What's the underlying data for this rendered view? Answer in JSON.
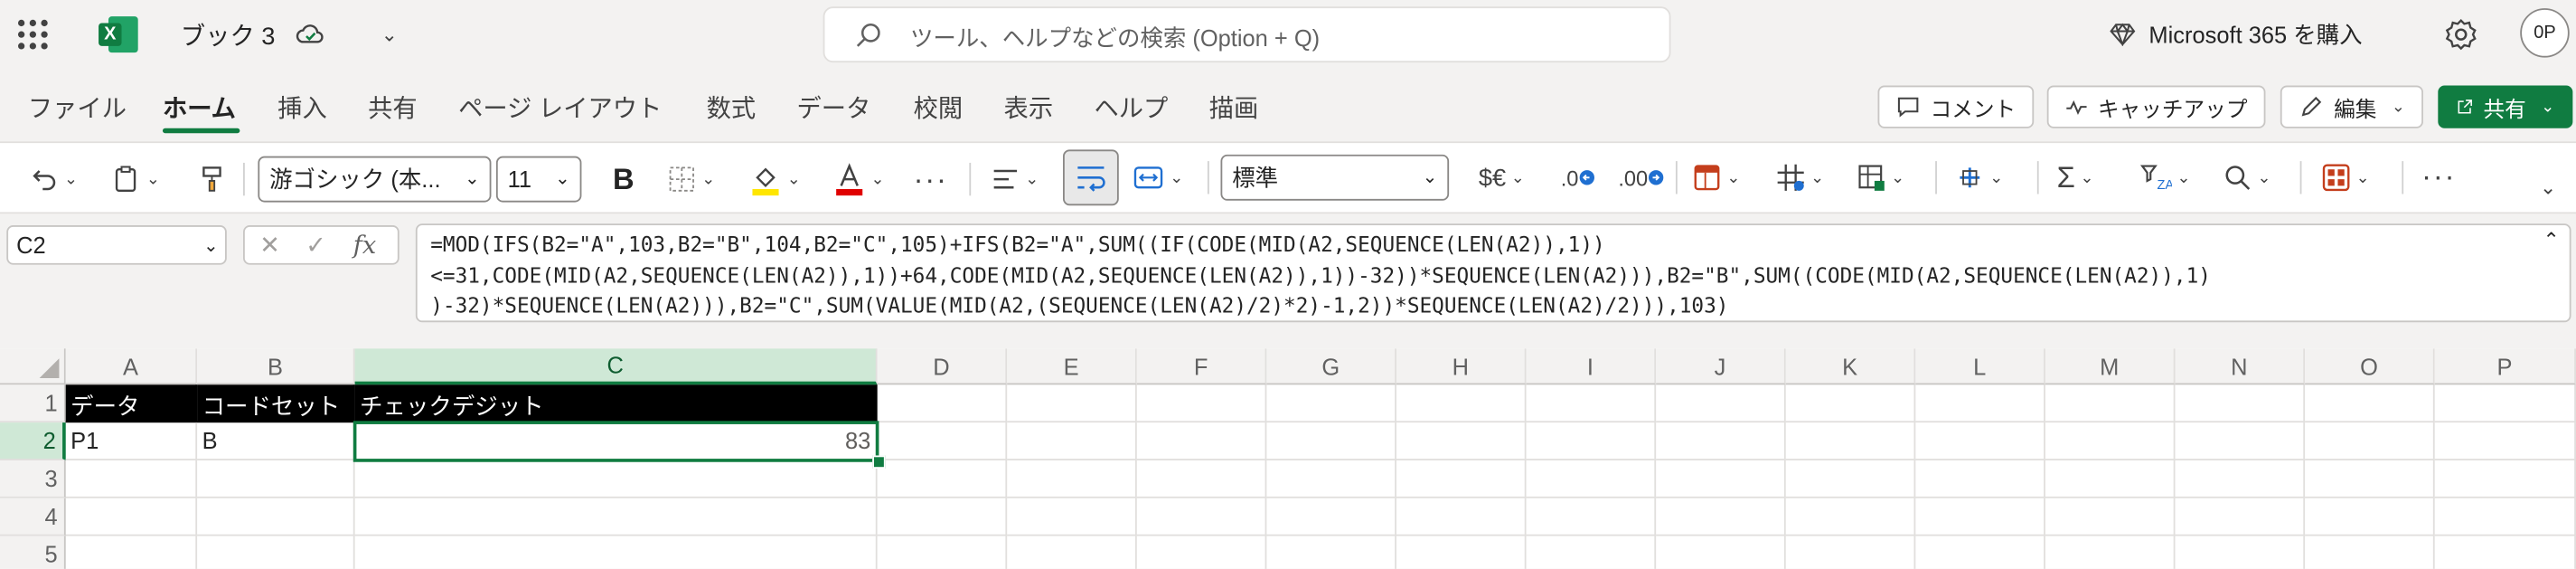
{
  "titlebar": {
    "app_icon": "excel-icon",
    "doc_title": "ブック 3",
    "sync_icon": "cloud-saved-icon",
    "search_placeholder": "ツール、ヘルプなどの検索 (Option + Q)",
    "m365_label": "Microsoft 365 を購入",
    "avatar_initials": "0P"
  },
  "tabs": [
    "ファイル",
    "ホーム",
    "挿入",
    "共有",
    "ページ レイアウト",
    "数式",
    "データ",
    "校閲",
    "表示",
    "ヘルプ",
    "描画"
  ],
  "active_tab": "ホーム",
  "ribbon_actions": {
    "comment": "コメント",
    "catchup": "キャッチアップ",
    "edit": "編集",
    "share": "共有"
  },
  "toolbar": {
    "font_name": "游ゴシック (本...",
    "font_size": "11",
    "bold": "B",
    "number_format": "標準",
    "currency": "$€",
    "decimal_decrease": ".0",
    "decimal_increase": ".00"
  },
  "formula_bar": {
    "name_box": "C2",
    "fx": "fx",
    "formula_lines": [
      "=MOD(IFS(B2=\"A\",103,B2=\"B\",104,B2=\"C\",105)+IFS(B2=\"A\",SUM((IF(CODE(MID(A2,SEQUENCE(LEN(A2)),1))",
      "<=31,CODE(MID(A2,SEQUENCE(LEN(A2)),1))+64,CODE(MID(A2,SEQUENCE(LEN(A2)),1))-32))*SEQUENCE(LEN(A2))),B2=\"B\",SUM((CODE(MID(A2,SEQUENCE(LEN(A2)),1)",
      ")-32)*SEQUENCE(LEN(A2))),B2=\"C\",SUM(VALUE(MID(A2,(SEQUENCE(LEN(A2)/2)*2)-1,2))*SEQUENCE(LEN(A2)/2))),103)"
    ]
  },
  "grid": {
    "columns": [
      "A",
      "B",
      "C",
      "D",
      "E",
      "F",
      "G",
      "H",
      "I",
      "J",
      "K",
      "L",
      "M",
      "N",
      "O",
      "P"
    ],
    "rows": [
      "1",
      "2",
      "3",
      "4",
      "5"
    ],
    "selected_column": "C",
    "selected_row": "2",
    "cells": {
      "A1": "データ",
      "B1": "コードセット",
      "C1": "チェックデジット",
      "A2": "P1",
      "B2": "B",
      "C2": "83"
    }
  },
  "colors": {
    "accent": "#107c41",
    "header_fill": "#000000"
  }
}
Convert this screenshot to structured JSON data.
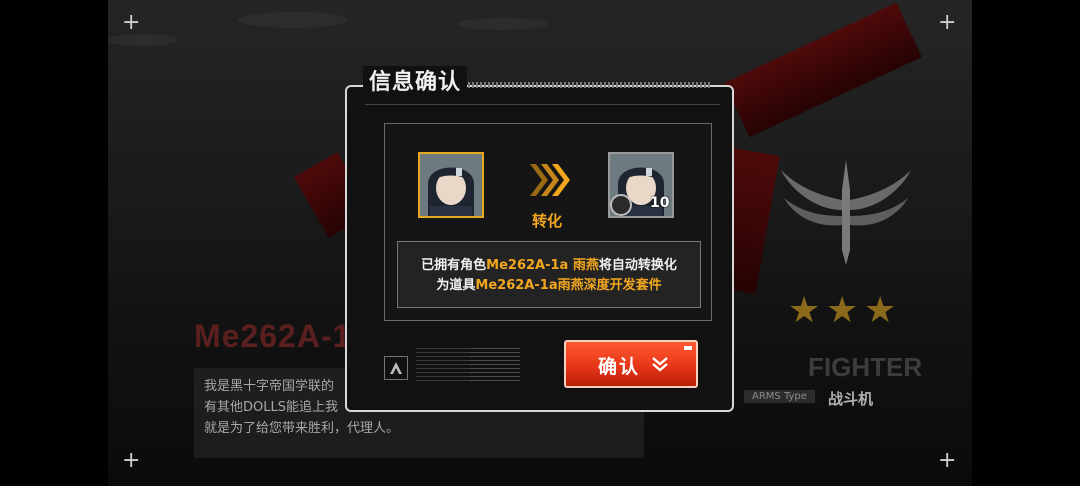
{
  "background": {
    "character_name": "Me262A-1",
    "description": "我是黑十字帝国学联的Me262A-1a，有其他DOLLS能追上我的速度，就是为了给您带来胜利，代理人。",
    "description_lines": [
      "我是黑十字帝国学联的",
      "有其他DOLLS能追上我",
      "就是为了给您带来胜利，代理人。"
    ],
    "stars": 3,
    "arms_type_title": "FIGHTER",
    "arms_type_tag": "ARMS Type",
    "arms_type_value": "战斗机"
  },
  "dialog": {
    "title": "信息确认",
    "convert_label": "转化",
    "item_count": "10",
    "message": {
      "line1_prefix": "已拥有角色",
      "line1_highlight": "Me262A-1a 雨燕",
      "line1_suffix": "将自动转换化",
      "line2_prefix": "为道具",
      "line2_highlight": "Me262A-1a雨燕深度开发套件"
    },
    "confirm_label": "确认"
  },
  "icons": {
    "convert_arrows": "chevrons-right-icon",
    "gear": "gear-icon",
    "confirm_arrow": "chevron-down-icon"
  },
  "colors": {
    "accent": "#f2a71e",
    "confirm_button": "#e8361a"
  }
}
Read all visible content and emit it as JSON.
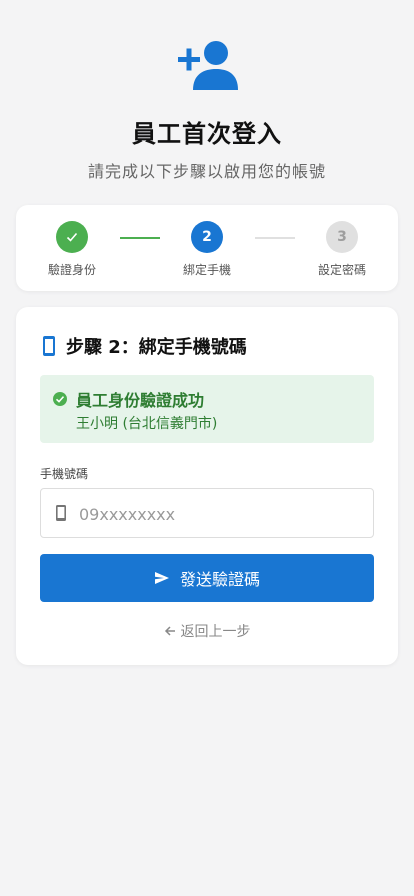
{
  "header": {
    "icon": "person-add-icon",
    "title": "員工首次登入",
    "subtitle": "請完成以下步驟以啟用您的帳號"
  },
  "stepper": {
    "steps": [
      {
        "number": "1",
        "label": "驗證身份",
        "status": "completed",
        "icon": "check-icon"
      },
      {
        "number": "2",
        "label": "綁定手機",
        "status": "active"
      },
      {
        "number": "3",
        "label": "設定密碼",
        "status": "pending"
      }
    ]
  },
  "form": {
    "title": "步驟 2：綁定手機號碼",
    "title_icon": "smartphone-icon",
    "success": {
      "icon": "check-circle-icon",
      "title": "員工身份驗證成功",
      "detail": "王小明 (台北信義門市)"
    },
    "phone_label": "手機號碼",
    "phone_placeholder": "09xxxxxxxx",
    "phone_value": "",
    "phone_icon": "smartphone-icon",
    "send_label": "發送驗證碼",
    "send_icon": "send-icon",
    "back_label": "返回上一步",
    "back_icon": "arrow-left-icon"
  },
  "colors": {
    "primary": "#1976d2",
    "success": "#4caf50",
    "success_text": "#2e7d32",
    "success_bg": "#e6f4ea",
    "pending": "#e0e0e0",
    "pending_text": "#9e9e9e"
  }
}
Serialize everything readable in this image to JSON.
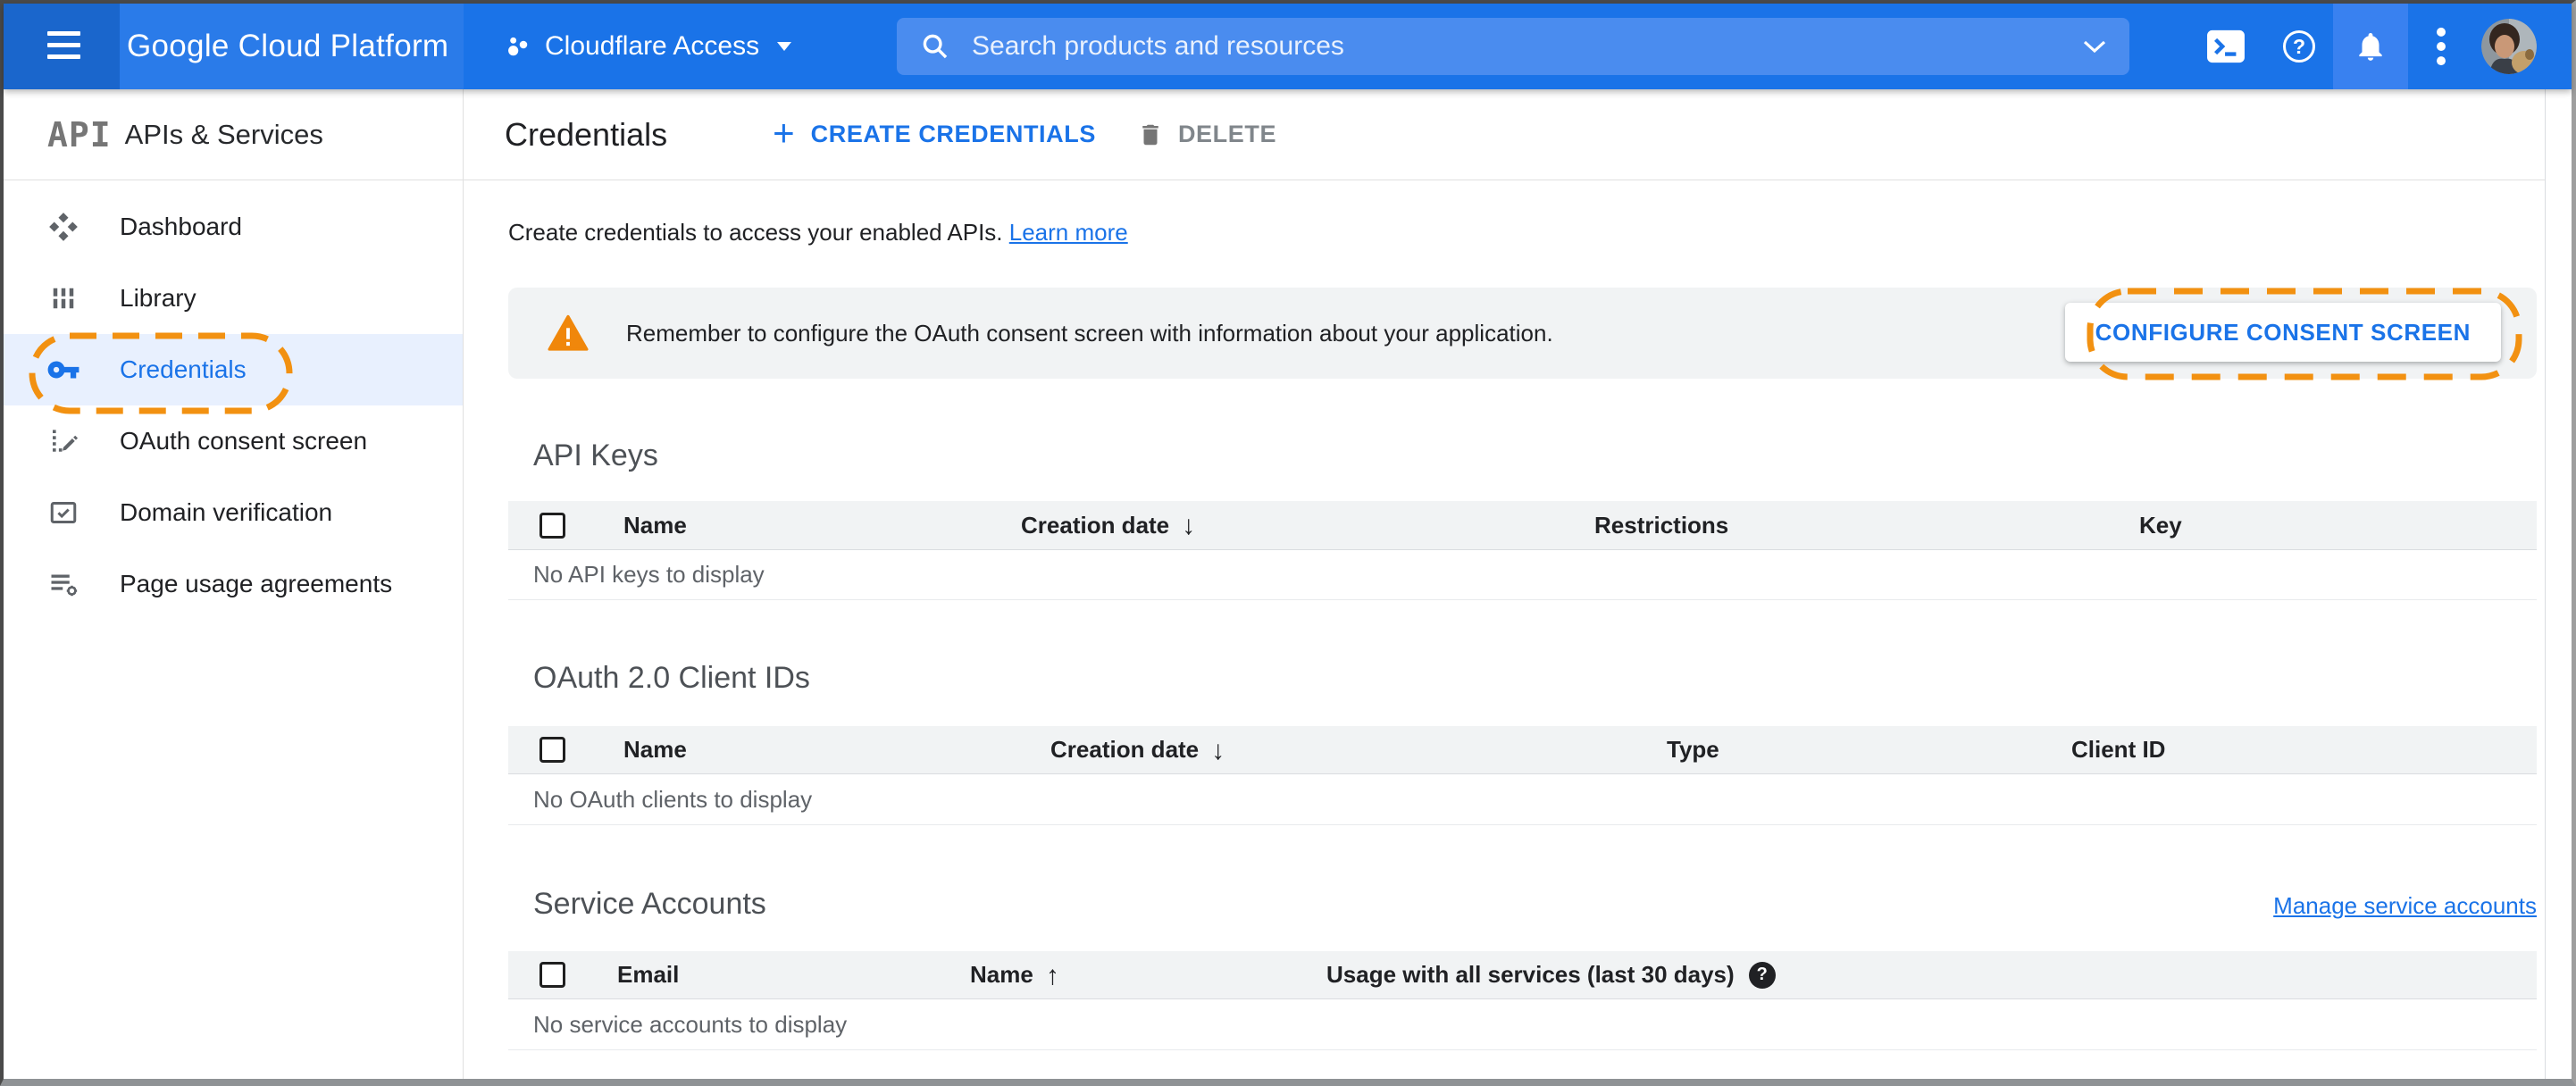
{
  "header": {
    "product_name": "Google Cloud Platform",
    "project_name": "Cloudflare Access",
    "search_placeholder": "Search products and resources"
  },
  "sidebar": {
    "logo_text": "API",
    "title": "APIs & Services",
    "items": [
      {
        "label": "Dashboard",
        "active": false
      },
      {
        "label": "Library",
        "active": false
      },
      {
        "label": "Credentials",
        "active": true,
        "annotated": true
      },
      {
        "label": "OAuth consent screen",
        "active": false
      },
      {
        "label": "Domain verification",
        "active": false
      },
      {
        "label": "Page usage agreements",
        "active": false
      }
    ]
  },
  "toolbar": {
    "title": "Credentials",
    "create_label": "CREATE CREDENTIALS",
    "delete_label": "DELETE"
  },
  "intro": {
    "text": "Create credentials to access your enabled APIs. ",
    "link_label": "Learn more"
  },
  "banner": {
    "message": "Remember to configure the OAuth consent screen with information about your application.",
    "button_label": "CONFIGURE CONSENT SCREEN"
  },
  "sections": {
    "api_keys": {
      "title": "API Keys",
      "columns": [
        "Name",
        "Creation date",
        "Restrictions",
        "Key"
      ],
      "sort": {
        "column": "Creation date",
        "direction": "desc"
      },
      "empty_text": "No API keys to display"
    },
    "oauth_clients": {
      "title": "OAuth 2.0 Client IDs",
      "columns": [
        "Name",
        "Creation date",
        "Type",
        "Client ID"
      ],
      "sort": {
        "column": "Creation date",
        "direction": "desc"
      },
      "empty_text": "No OAuth clients to display"
    },
    "service_accounts": {
      "title": "Service Accounts",
      "manage_link_label": "Manage service accounts",
      "columns": [
        "Email",
        "Name",
        "Usage with all services (last 30 days)"
      ],
      "sort": {
        "column": "Name",
        "direction": "asc"
      },
      "empty_text": "No service accounts to display"
    }
  },
  "icons": {
    "sort_desc_glyph": "↓",
    "sort_asc_glyph": "↑",
    "help_badge_glyph": "?",
    "plus_glyph": "+"
  },
  "colors": {
    "header_blue": "#1A73E8",
    "accent_blue": "#1A73E8",
    "active_nav_bg": "#E8F0FE",
    "annotation_orange": "#F29111",
    "warning_orange": "#F0870B",
    "banner_bg": "#F1F3F4",
    "table_header_bg": "#F1F3F4"
  }
}
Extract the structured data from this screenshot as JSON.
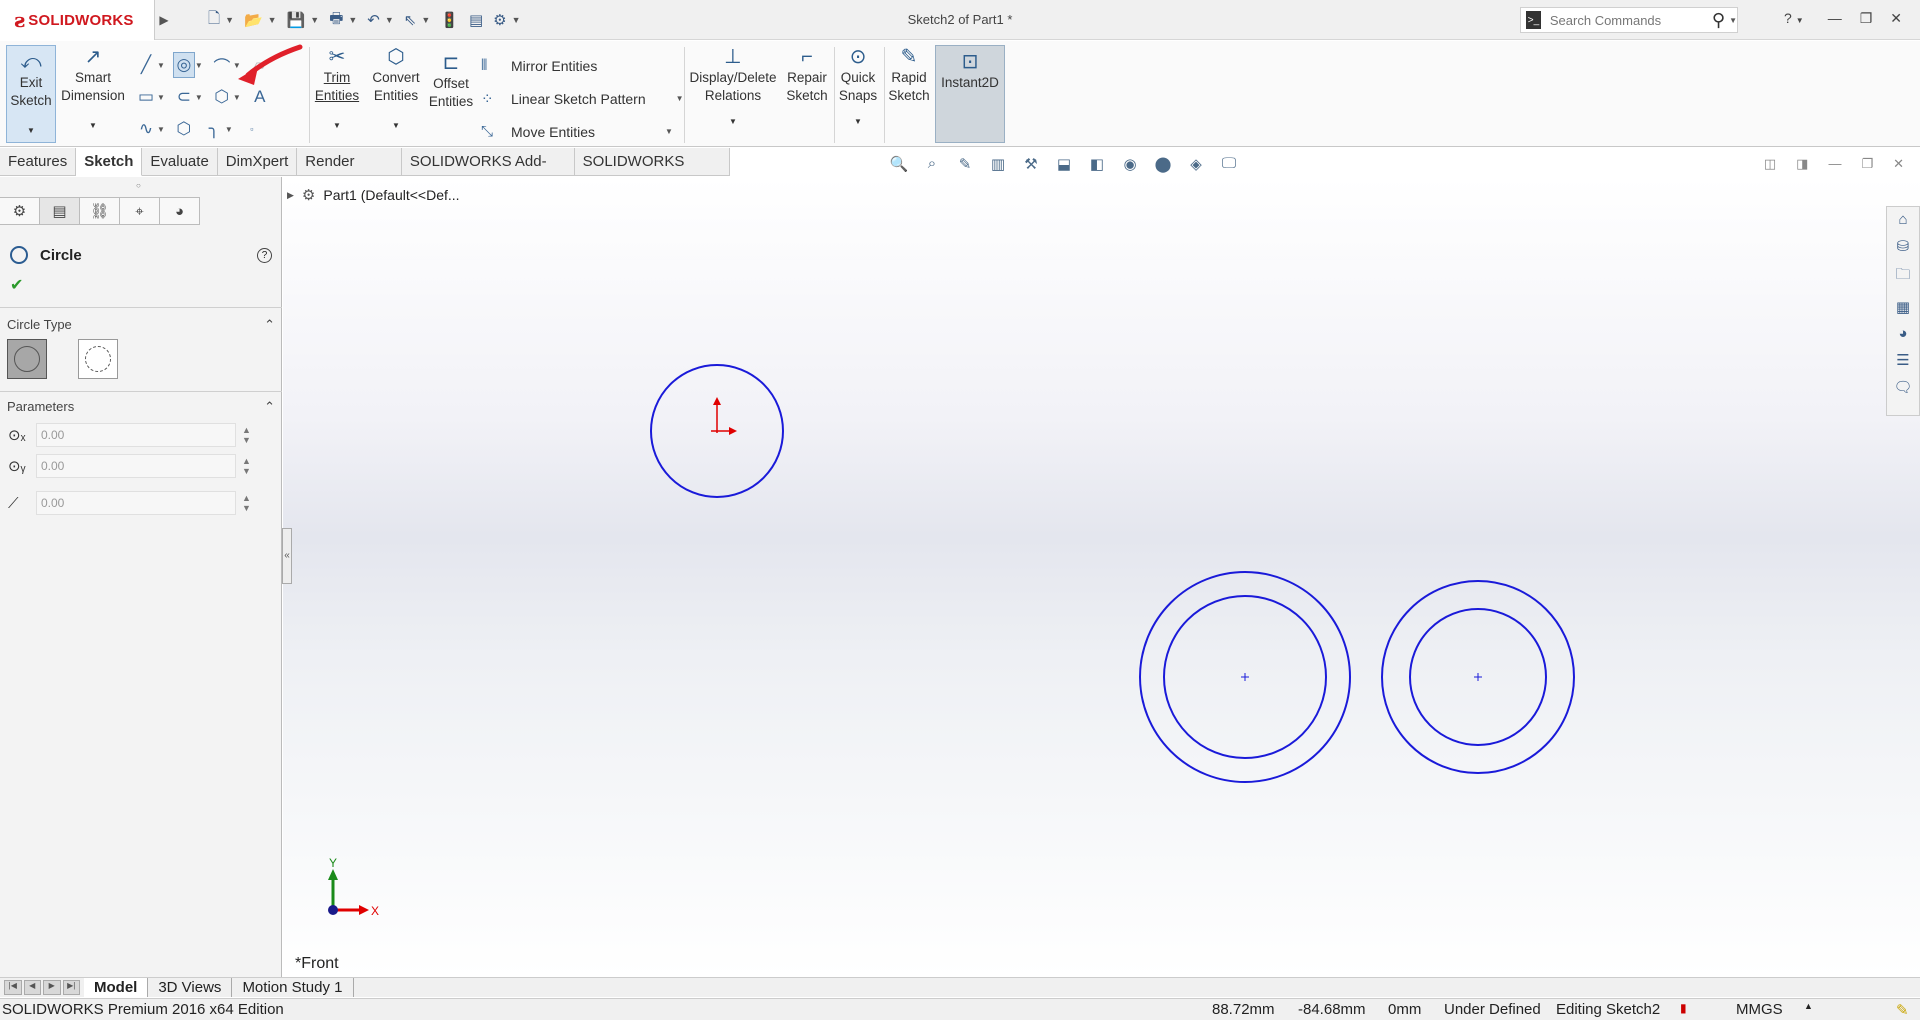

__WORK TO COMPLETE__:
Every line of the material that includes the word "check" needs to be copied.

__PROBLEM SOLUTION__:
        "icon": "check-icon"
      "icon": "check-circle-icon",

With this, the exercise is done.